This is a central question that moves us beyond a conversation about who Jesus is or isn’t into pondering which world we will believe and choose. Peter, on behalf of the disciples declared that Jesus was the Messiah, Son of the Living God. This was an affirmation that contained a deep truth but was also open to common interpretation. The Messiah was expected to be one from God who would lead a rebellion against Rome and restore God’s nation, God’s people through military might and power. That said, Jesus stood amidst the very signs of Roman power and Greek religion. In this foreign place his disciples were asked which world they would choose, which truth, which values, which way. Would they stand with Rome and the traditions of the Greek world? Would they chose the ways of secular power and might? Would they stand in the ways of the status quo and the stories that defined the Roman world? Would they believe the truth the echoed through the public discourse and Roman Imperial Religion? Or, would they hear a different voice, one that emerged from the vulnerable places and silence of prayer and the traditions of their faith? Would they believe in the alternative story of Jesus, one of justice, love, mercy, peace and hope? Would they seek this way and live their lives in a transformed way or would they conform to power, might and popular opinion?
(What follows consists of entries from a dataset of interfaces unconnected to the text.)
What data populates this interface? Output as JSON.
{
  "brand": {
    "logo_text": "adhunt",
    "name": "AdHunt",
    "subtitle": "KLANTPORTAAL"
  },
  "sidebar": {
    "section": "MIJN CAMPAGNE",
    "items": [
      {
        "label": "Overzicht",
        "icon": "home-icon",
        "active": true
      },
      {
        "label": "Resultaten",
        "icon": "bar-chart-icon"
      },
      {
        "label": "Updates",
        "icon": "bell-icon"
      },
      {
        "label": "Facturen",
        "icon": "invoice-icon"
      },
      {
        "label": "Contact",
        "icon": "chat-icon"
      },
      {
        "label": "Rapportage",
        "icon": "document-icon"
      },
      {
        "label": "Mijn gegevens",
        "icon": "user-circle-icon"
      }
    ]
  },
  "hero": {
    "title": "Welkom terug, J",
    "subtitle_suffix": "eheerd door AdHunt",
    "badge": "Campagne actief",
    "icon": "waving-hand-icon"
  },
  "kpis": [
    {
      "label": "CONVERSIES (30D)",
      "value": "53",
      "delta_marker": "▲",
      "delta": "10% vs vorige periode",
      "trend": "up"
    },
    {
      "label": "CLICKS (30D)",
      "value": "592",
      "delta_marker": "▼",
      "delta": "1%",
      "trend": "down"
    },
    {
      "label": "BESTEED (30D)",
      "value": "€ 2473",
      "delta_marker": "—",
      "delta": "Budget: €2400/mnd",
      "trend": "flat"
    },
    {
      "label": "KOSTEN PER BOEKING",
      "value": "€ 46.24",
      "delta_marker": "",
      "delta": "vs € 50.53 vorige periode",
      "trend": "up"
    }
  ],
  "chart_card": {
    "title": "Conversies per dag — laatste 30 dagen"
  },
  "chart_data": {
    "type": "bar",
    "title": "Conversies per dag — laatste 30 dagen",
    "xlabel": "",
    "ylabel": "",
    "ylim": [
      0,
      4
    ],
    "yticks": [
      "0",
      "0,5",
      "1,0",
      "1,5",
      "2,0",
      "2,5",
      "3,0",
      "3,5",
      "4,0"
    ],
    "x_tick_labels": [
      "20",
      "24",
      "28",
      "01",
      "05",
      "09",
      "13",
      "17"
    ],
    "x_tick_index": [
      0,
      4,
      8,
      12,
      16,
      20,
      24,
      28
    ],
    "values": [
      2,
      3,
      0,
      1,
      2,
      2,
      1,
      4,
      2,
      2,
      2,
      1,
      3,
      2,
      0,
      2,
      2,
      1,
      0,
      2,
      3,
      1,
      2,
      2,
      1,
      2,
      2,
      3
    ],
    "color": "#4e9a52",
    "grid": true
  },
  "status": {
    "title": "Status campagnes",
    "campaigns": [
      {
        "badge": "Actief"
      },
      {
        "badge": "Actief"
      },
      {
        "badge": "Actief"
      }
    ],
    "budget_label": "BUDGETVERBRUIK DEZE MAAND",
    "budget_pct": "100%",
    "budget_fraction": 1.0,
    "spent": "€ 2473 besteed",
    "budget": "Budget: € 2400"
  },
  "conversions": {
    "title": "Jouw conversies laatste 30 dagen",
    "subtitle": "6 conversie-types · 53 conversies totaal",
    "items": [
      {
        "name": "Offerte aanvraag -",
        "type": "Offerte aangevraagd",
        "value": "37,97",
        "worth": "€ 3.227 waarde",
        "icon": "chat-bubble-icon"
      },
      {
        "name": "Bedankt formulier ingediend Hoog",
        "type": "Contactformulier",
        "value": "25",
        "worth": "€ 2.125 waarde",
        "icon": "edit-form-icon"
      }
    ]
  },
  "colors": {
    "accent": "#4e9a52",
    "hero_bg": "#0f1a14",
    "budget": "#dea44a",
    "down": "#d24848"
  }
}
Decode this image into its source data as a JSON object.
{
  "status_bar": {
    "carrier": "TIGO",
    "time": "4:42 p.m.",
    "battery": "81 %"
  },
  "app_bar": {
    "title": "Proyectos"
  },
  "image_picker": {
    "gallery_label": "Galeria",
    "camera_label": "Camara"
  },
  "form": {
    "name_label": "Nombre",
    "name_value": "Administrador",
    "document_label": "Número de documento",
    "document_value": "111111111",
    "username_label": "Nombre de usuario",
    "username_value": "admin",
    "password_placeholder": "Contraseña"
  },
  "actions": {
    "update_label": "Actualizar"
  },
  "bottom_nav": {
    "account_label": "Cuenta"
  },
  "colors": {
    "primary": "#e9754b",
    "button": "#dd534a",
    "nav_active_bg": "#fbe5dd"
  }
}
This is the challenge I feel when confronted by the people and stories that emerge from places outside the dominant culture I experience in public discourse, general media, political debate and corporate visions. When I listen to the story beneath the story, the story of people in different places wrestling with the realities of life that are tough and challenging, I am challenged to respond differently, not to be conformed to the world as I mostly know it but to be transformed into a way of life and being that challenges the status quo and believes in the way of Jesus grounded in love, justice and peace.